> **Exercise goal**
Please figure out how many lines in the material contain "this", and give only that number.
○ ○ ○ ○ ○ ○ ○
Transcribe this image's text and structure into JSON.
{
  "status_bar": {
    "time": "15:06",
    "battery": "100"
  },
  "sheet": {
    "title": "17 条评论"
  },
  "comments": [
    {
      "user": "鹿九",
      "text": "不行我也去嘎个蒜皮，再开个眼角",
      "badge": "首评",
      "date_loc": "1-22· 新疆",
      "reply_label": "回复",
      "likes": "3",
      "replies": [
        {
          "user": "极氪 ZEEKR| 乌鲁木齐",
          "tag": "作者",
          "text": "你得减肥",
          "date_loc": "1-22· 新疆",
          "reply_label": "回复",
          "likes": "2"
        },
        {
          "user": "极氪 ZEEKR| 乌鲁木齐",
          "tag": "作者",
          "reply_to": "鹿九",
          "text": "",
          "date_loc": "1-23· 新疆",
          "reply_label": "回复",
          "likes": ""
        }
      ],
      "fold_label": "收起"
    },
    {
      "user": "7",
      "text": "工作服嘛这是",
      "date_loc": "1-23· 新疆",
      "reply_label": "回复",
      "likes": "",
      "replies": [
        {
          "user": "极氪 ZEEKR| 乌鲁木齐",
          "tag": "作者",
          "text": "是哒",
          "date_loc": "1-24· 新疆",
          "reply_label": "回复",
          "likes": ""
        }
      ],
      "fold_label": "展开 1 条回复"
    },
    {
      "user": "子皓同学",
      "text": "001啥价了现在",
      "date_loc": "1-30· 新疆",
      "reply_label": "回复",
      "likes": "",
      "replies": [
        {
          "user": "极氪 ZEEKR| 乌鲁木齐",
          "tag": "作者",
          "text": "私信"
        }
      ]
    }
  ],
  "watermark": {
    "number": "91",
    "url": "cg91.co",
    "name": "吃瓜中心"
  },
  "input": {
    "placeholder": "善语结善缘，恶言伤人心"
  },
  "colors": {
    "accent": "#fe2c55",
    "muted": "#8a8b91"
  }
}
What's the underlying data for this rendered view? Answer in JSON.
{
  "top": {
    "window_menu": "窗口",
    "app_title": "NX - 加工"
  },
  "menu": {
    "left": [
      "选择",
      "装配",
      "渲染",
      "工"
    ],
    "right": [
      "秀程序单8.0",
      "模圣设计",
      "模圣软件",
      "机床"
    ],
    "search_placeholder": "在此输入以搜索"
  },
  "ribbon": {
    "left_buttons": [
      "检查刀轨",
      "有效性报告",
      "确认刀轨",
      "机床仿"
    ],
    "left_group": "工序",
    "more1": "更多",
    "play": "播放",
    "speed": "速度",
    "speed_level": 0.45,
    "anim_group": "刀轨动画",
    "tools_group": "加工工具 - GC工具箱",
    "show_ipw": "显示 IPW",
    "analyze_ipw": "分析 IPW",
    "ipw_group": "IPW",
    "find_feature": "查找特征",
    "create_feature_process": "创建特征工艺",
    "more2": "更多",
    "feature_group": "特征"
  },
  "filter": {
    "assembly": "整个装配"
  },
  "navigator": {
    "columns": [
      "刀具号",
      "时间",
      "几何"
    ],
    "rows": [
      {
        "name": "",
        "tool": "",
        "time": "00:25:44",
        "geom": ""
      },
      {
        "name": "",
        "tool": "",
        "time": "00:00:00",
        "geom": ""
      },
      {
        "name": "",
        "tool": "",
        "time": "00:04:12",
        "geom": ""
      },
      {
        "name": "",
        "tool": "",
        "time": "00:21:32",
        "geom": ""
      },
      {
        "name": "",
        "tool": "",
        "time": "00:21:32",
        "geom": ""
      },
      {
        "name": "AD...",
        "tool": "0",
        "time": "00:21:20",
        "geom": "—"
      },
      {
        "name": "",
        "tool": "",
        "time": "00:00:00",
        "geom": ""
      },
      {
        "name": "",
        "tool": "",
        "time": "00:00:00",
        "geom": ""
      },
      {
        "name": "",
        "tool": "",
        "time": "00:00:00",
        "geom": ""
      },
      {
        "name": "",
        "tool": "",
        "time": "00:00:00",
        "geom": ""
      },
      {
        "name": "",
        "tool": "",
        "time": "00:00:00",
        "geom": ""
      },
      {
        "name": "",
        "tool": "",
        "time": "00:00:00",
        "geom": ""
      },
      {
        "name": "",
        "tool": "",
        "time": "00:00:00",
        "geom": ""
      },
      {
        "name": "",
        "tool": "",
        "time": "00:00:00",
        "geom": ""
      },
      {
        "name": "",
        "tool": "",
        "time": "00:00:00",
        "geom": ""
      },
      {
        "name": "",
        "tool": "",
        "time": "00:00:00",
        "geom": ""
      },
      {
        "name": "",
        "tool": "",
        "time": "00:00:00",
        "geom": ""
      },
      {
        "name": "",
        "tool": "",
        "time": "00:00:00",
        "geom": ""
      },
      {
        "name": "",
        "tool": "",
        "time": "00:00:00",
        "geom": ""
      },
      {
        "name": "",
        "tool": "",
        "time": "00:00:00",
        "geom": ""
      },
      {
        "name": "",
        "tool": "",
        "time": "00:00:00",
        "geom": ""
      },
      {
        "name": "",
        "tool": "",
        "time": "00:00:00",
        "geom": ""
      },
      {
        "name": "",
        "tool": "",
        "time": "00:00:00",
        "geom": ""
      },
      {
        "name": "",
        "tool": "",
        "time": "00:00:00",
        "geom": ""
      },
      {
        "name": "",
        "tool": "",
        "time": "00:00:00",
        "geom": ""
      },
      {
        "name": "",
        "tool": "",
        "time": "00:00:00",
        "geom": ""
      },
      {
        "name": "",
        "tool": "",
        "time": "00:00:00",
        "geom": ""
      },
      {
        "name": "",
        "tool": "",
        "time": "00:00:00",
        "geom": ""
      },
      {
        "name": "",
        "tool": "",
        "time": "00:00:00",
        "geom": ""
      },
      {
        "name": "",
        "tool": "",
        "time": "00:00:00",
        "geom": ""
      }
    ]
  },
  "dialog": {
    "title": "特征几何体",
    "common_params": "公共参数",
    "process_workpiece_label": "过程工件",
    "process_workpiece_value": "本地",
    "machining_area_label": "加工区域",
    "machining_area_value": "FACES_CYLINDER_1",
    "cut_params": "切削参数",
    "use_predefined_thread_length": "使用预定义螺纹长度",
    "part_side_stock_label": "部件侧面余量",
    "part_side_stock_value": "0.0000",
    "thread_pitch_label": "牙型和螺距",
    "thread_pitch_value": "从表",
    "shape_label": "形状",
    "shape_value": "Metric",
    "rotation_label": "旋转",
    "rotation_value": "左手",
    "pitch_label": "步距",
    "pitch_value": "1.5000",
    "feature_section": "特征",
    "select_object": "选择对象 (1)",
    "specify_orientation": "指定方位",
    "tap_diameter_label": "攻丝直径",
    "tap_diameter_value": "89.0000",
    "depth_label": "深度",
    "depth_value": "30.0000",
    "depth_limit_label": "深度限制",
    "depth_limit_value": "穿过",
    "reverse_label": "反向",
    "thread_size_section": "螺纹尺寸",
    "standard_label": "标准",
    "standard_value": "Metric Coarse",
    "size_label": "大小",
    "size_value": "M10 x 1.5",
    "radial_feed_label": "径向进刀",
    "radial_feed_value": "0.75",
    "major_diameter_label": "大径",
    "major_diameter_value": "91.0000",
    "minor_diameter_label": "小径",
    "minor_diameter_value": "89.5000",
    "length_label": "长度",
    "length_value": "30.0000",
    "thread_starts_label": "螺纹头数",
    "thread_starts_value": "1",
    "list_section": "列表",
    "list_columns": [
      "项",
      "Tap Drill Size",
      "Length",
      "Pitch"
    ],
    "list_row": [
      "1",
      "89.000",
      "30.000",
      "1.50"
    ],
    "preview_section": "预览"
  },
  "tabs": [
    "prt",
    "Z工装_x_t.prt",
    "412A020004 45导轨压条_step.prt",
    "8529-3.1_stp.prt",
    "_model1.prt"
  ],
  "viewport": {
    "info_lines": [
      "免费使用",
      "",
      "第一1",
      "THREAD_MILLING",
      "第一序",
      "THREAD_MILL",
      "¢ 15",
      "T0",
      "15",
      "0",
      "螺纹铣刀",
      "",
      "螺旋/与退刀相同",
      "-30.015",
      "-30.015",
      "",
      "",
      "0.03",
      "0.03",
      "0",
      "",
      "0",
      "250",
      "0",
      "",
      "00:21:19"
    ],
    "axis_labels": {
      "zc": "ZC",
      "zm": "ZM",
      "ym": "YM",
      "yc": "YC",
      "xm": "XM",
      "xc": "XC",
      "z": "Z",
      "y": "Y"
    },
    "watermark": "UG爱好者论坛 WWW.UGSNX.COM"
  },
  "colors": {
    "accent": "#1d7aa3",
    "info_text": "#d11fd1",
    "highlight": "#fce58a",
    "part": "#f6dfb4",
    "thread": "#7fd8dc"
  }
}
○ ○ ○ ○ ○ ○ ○
> **Task output**
2